Writing is hard. Editing is grueling.

If writing a book is the most difficult, the editing process is the most grueling. Young aspiring writers like to point to Jack Kerouac, who supposedly wrote On the Road in a three-week drug-fueled blitz. What they leave out is the six years he spent editing and refining it until it was finally ready.

Source: Here (with 2 Years of Exhausting Photographic Detail) Is How To Write A Book

Superb breakdown of what it takes to create a book. (Sidenote: This is/was one of my goals for 2017. I should probably get moving on that…)

On analyzing your audience.

Psychologizing your audience doesn’t have to be some big ordeal. I can see how surveying would be interesting if you have a group of very loyal customers, or pre-customers helping you finding product-market fit. I would definitely ask them what kind of information they need. I think that’s the key, it’s not the content their WANT to see… it’s information they feel they NEED to succeed. Where are the gaps they see in front of them, standing between them and their definition of success, or the metrics they want to maximize. How can you help them fill this gap? Really, you’re looking to provide utility, utility, utility. I think where a lot of content strategies misstep is providing customer stories, or trying to demonstrate value without considering what their customers’ goals are and how they can help with that first.

Source: AMA with Camille Ricketts, Head of Content and Marketing at First

Love this advice. I’m pushing myself to take a step back when someone hits me with a content request and ask a few questions first:

  1. Who are we creating this for?
  2. What problem does this content solve for them? (And if we don’t have a good answer, what problem can we solve for them?)
  3. What goal does it hit for us?

And then we go from there. 🙂

“The work you do isn’t hard work. It’s just work.”

Coding, or designing, or writing pitch decks, or making sales calls, or preparing spreadsheets, or writing blog posts, or social media marketing, or buying ads, or choosing the right color, or picking the right paper, or making a layout responsive, or investing in companies, or doing due diligence, or making decisions, or coming up with a strategy, or allocating capital, or figuring out how to spend the budget, or reading up on a subject is not hard work. That’s just work. If you can do it in an air conditioned room, with no physical threat to you or someone else, while seated, it ain’t hard work.

Source: If you’re reading this, you probably don’t do hard work

“Branding” is not a singular project.

I know that “branding” is not a singular project. Being a brand is kind of like being a rapper. Not a lot of rappers are loved because of their name and their first album. People love rappers because they put together a body of work over a period of time that they continuously find themselves connecting with.

Source: Design Director Alex Center Got a Masters in Branding at Coca-Cola – 99U

I also really like the follow-up statement to this:

Every single thing you do, every album, every tour, every tweet, and every decision you make, amounts to people either loving you and wanting to be a part of your orbit or not.

One is always better than zero.

The moral of the story is that one is always better than zero.
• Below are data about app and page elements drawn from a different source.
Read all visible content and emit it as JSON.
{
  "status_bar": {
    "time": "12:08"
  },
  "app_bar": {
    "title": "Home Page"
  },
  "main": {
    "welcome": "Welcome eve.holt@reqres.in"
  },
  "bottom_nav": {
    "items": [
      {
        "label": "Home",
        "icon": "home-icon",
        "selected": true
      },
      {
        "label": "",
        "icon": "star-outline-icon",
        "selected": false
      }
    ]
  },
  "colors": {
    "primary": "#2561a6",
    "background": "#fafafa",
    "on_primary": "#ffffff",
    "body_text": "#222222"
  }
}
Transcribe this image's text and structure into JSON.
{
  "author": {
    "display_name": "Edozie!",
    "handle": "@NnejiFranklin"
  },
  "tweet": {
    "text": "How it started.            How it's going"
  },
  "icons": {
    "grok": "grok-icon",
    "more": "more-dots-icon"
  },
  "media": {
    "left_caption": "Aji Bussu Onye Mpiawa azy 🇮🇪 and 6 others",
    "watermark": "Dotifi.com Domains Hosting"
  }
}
It’s better to get 1 view than zero because you were waiting for your “big break.” Big breaks don’t often exist. Lebron became an all star player after 10 years in the gym. Nothing happens overnight.

Source: Why 1 View is Everything – Gary Vaynerchuk – Medium
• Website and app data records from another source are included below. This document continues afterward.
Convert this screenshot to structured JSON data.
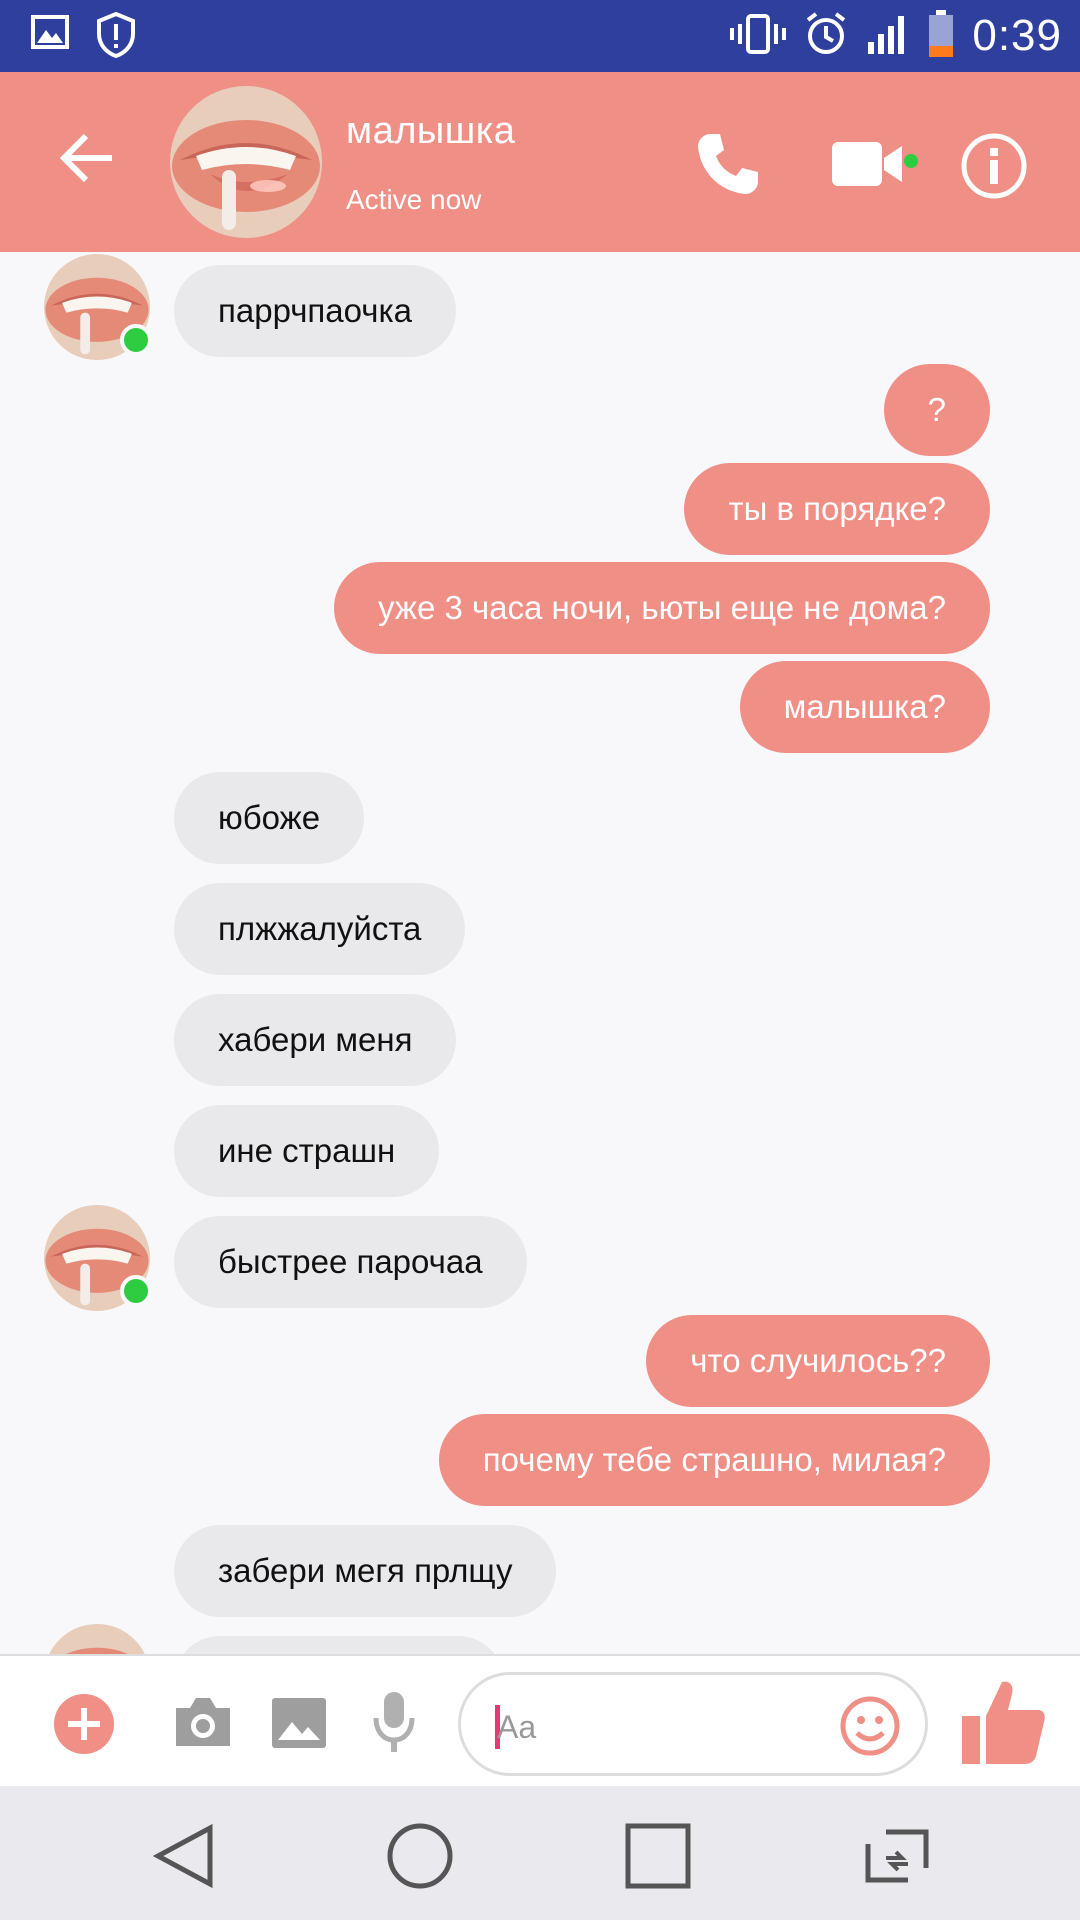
{
  "status_bar": {
    "time": "0:39",
    "icons": [
      "gallery-notification-icon",
      "shield-notification-icon",
      "vibrate-icon",
      "alarm-icon",
      "signal-icon",
      "battery-low-icon"
    ]
  },
  "header": {
    "contact_name": "малышка",
    "status": "Active now",
    "icons": [
      "back-arrow-icon",
      "phone-icon",
      "video-icon",
      "info-icon"
    ]
  },
  "messages": [
    {
      "side": "in",
      "text": "паррчпаочка",
      "avatar": true
    },
    {
      "side": "out",
      "text": "?"
    },
    {
      "side": "out",
      "text": "ты в порядке?"
    },
    {
      "side": "out",
      "text": "уже 3 часа ночи, ьюты еще не дома?"
    },
    {
      "side": "out",
      "text": "малышка?"
    },
    {
      "side": "in",
      "text": "юбоже"
    },
    {
      "side": "in",
      "text": "плжжалуйста"
    },
    {
      "side": "in",
      "text": "хабери меня"
    },
    {
      "side": "in",
      "text": "ине страшн"
    },
    {
      "side": "in",
      "text": "быстрее парочаа",
      "avatar": true
    },
    {
      "side": "out",
      "text": "что случилось??"
    },
    {
      "side": "out",
      "text": "почему тебе страшно, милая?"
    },
    {
      "side": "in",
      "text": "забери мегя прлщу"
    }
  ],
  "composer": {
    "placeholder": "Aa",
    "icons": [
      "plus-icon",
      "camera-icon",
      "gallery-icon",
      "microphone-icon",
      "emoji-icon",
      "thumbs-up-icon"
    ]
  },
  "colors": {
    "accent": "#ef8f86",
    "status_bar": "#2f3f9e",
    "incoming_bubble": "#e9e9eb",
    "online": "#2ecc40"
  }
}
Keep moving forward. Small steps. Increments. Bite by bite.

I have to constantly remind myself of this because I like to think big and dream big.

But the big stuff, the stuff that could be — the destination, the outcome, the endgame — comes after the little stuff.

I’m trying to get pumped about the little stuff more often. So rather than visualizing the end result, I’m trying to visualize the work that needs to be done to take the next step forward.

In other words: Instead of thinking about what the big project will look like when it’s done, I’m thinking about the next task that will move the project closer to completion.

Want audience engagement? Don’t be an expert.

If you want to engage an audience, if you want your message to stick, then to move from the posture or the tone of an expert to an experienced learner suggests you’re a learner, you’re trying to figure things out, I’m a learner, I just happened to be a little bit more experienced. I just happen to be five feet in front of you, on the same journey.

Source: Expertise can disconnect you quickly. Choose Vulnerability.